The merger, which came into effect on April 25, follows a fall in the numbers of parishioners at church services - which will continue at St Mary's.
The new combined parish is to be known as "the parish of Luton".
Grade II-listed St Matthew's was built in 1875-76 as the population of Luton boomed thanks to the hat trade, forming a new parish in High Town out of the ancient parish of St Mary's.
Currently, St Matthew's Church building is being used by a Romanian Orthodox Church for worship on a "temporary hiring" basis.
A spokesman for the Diocese of St Albans explained that the merger followed a two year consultation process, saying: "This returns St Matthew's parish to St Mary’s parish out of which it grew in the mid 19th century when St Matthew’s was built.
"St Matthew's former congregation have joined St Mary’s and other Christian churches across the town.
"The St Mary’s clergy and leadership team will cover the enlarged parish area, and St Mary’s Church are looking after the St Matthew’s Church building.
"The longer term aim is to have a church worshipping in St Matthew’s Church building. St Albans Diocese are discussing possibilities for other uses of the building with other church denominations in the area.
"In the meantime a Romanian Orthodox Church are using St Matthew's for worship under a temporary hiring agreement."
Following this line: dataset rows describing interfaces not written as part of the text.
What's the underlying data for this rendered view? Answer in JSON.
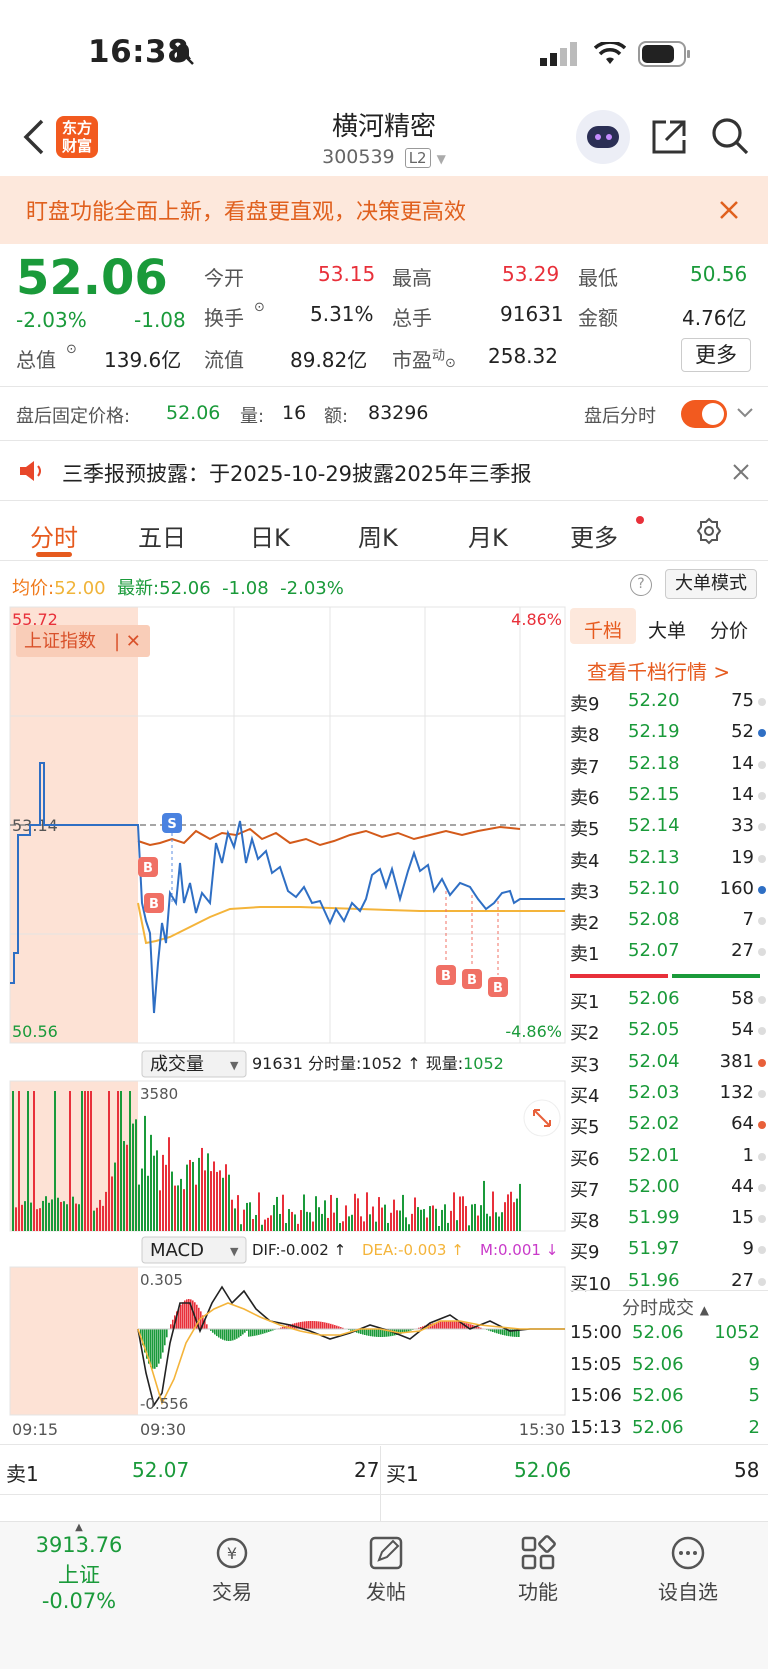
{
  "status_bar": {
    "time": "16:38"
  },
  "header": {
    "logo_text_1": "东方",
    "logo_text_2": "财富",
    "stock_name": "横河精密",
    "stock_code": "300539",
    "level_badge": "L2"
  },
  "banner": {
    "text": "盯盘功能全面上新，看盘更直观，决策更高效"
  },
  "quote": {
    "price": "52.06",
    "change_pct": "-2.03%",
    "change_amt": "-1.08",
    "fields": [
      {
        "label": "今开",
        "value": "53.15",
        "color": "red"
      },
      {
        "label": "最高",
        "value": "53.29",
        "color": "red"
      },
      {
        "label": "最低",
        "value": "50.56",
        "color": "green"
      },
      {
        "label": "换手",
        "value": "5.31%",
        "color": "black"
      },
      {
        "label": "总手",
        "value": "91631",
        "color": "black"
      },
      {
        "label": "金额",
        "value": "4.76亿",
        "color": "black"
      },
      {
        "label": "总值",
        "value": "139.6亿",
        "color": "black"
      },
      {
        "label": "流值",
        "value": "89.82亿",
        "color": "black"
      },
      {
        "label": "市盈",
        "sup": "动",
        "value": "258.32",
        "color": "black"
      }
    ],
    "more_label": "更多"
  },
  "after_hours": {
    "label": "盘后固定价格:",
    "price": "52.06",
    "vol_label": "量:",
    "vol": "16",
    "amt_label": "额:",
    "amt": "83296",
    "toggle_label": "盘后分时"
  },
  "notice": {
    "text": "三季报预披露：于2025-10-29披露2025年三季报"
  },
  "tabs": [
    "分时",
    "五日",
    "日K",
    "周K",
    "月K",
    "更多"
  ],
  "chart_header": {
    "avg_label": "均价:",
    "avg": "52.00",
    "latest_label": "最新:",
    "latest": "52.06",
    "chg": "-1.08",
    "pct": "-2.03%",
    "big_mode": "大单模式"
  },
  "chart_data": {
    "type": "line",
    "price_axis": {
      "top": "55.72",
      "mid": "53.14",
      "bottom": "50.56",
      "pct_top": "4.86%",
      "pct_bottom": "-4.86%"
    },
    "overlay_index": "上证指数",
    "time_labels": [
      "09:15",
      "09:30",
      "15:30"
    ],
    "volume_header": {
      "label": "成交量",
      "total": "91631",
      "fs_label": "分时量:",
      "fs": "1052",
      "now_label": "现量:",
      "now": "1052",
      "ymax": "3580"
    },
    "macd_header": {
      "label": "MACD",
      "dif": "DIF:-0.002",
      "dea": "DEA:-0.003",
      "m": "M:0.001",
      "ymax": "0.305",
      "ymin": "-0.556"
    },
    "markers": [
      "S",
      "B",
      "B",
      "B",
      "B",
      "B"
    ]
  },
  "order_book": {
    "tabs": [
      "千档",
      "大单",
      "分价"
    ],
    "link": "查看千档行情 >",
    "asks": [
      {
        "label": "卖9",
        "price": "52.20",
        "vol": "75"
      },
      {
        "label": "卖8",
        "price": "52.19",
        "vol": "52"
      },
      {
        "label": "卖7",
        "price": "52.18",
        "vol": "14"
      },
      {
        "label": "卖6",
        "price": "52.15",
        "vol": "14"
      },
      {
        "label": "卖5",
        "price": "52.14",
        "vol": "33"
      },
      {
        "label": "卖4",
        "price": "52.13",
        "vol": "19"
      },
      {
        "label": "卖3",
        "price": "52.10",
        "vol": "160"
      },
      {
        "label": "卖2",
        "price": "52.08",
        "vol": "7"
      },
      {
        "label": "卖1",
        "price": "52.07",
        "vol": "27"
      }
    ],
    "bids": [
      {
        "label": "买1",
        "price": "52.06",
        "vol": "58"
      },
      {
        "label": "买2",
        "price": "52.05",
        "vol": "54"
      },
      {
        "label": "买3",
        "price": "52.04",
        "vol": "381"
      },
      {
        "label": "买4",
        "price": "52.03",
        "vol": "132"
      },
      {
        "label": "买5",
        "price": "52.02",
        "vol": "64"
      },
      {
        "label": "买6",
        "price": "52.01",
        "vol": "1"
      },
      {
        "label": "买7",
        "price": "52.00",
        "vol": "44"
      },
      {
        "label": "买8",
        "price": "51.99",
        "vol": "15"
      },
      {
        "label": "买9",
        "price": "51.97",
        "vol": "9"
      },
      {
        "label": "买10",
        "price": "51.96",
        "vol": "27"
      }
    ],
    "trades_title": "分时成交",
    "trades": [
      {
        "time": "15:00",
        "price": "52.06",
        "vol": "1052"
      },
      {
        "time": "15:05",
        "price": "52.06",
        "vol": "9"
      },
      {
        "time": "15:06",
        "price": "52.06",
        "vol": "5"
      },
      {
        "time": "15:13",
        "price": "52.06",
        "vol": "2"
      }
    ]
  },
  "level1": {
    "ask_label": "卖1",
    "ask_price": "52.07",
    "ask_vol": "27",
    "bid_label": "买1",
    "bid_price": "52.06",
    "bid_vol": "58"
  },
  "bottom_nav": {
    "index_value": "3913.76",
    "index_label": "上证 -0.07%",
    "items": [
      "交易",
      "发帖",
      "功能",
      "设自选"
    ]
  }
}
The Archdeacon of Bedford, the Ven Dave Middlebrook, who oversees Church of England churches in Luton and Bedfordshire, said: "Our vision is that Luton's churches should be vibrant places of worship with thriving communities. It is good to know that the worshippers from St Matthew's are helping to make that a reality.
"They are a valuable addition to the churches where they are now worshipping, and we know that the St Matthew's church building can find a new role in the community where it too can play its part in the life of Luton's diverse communities."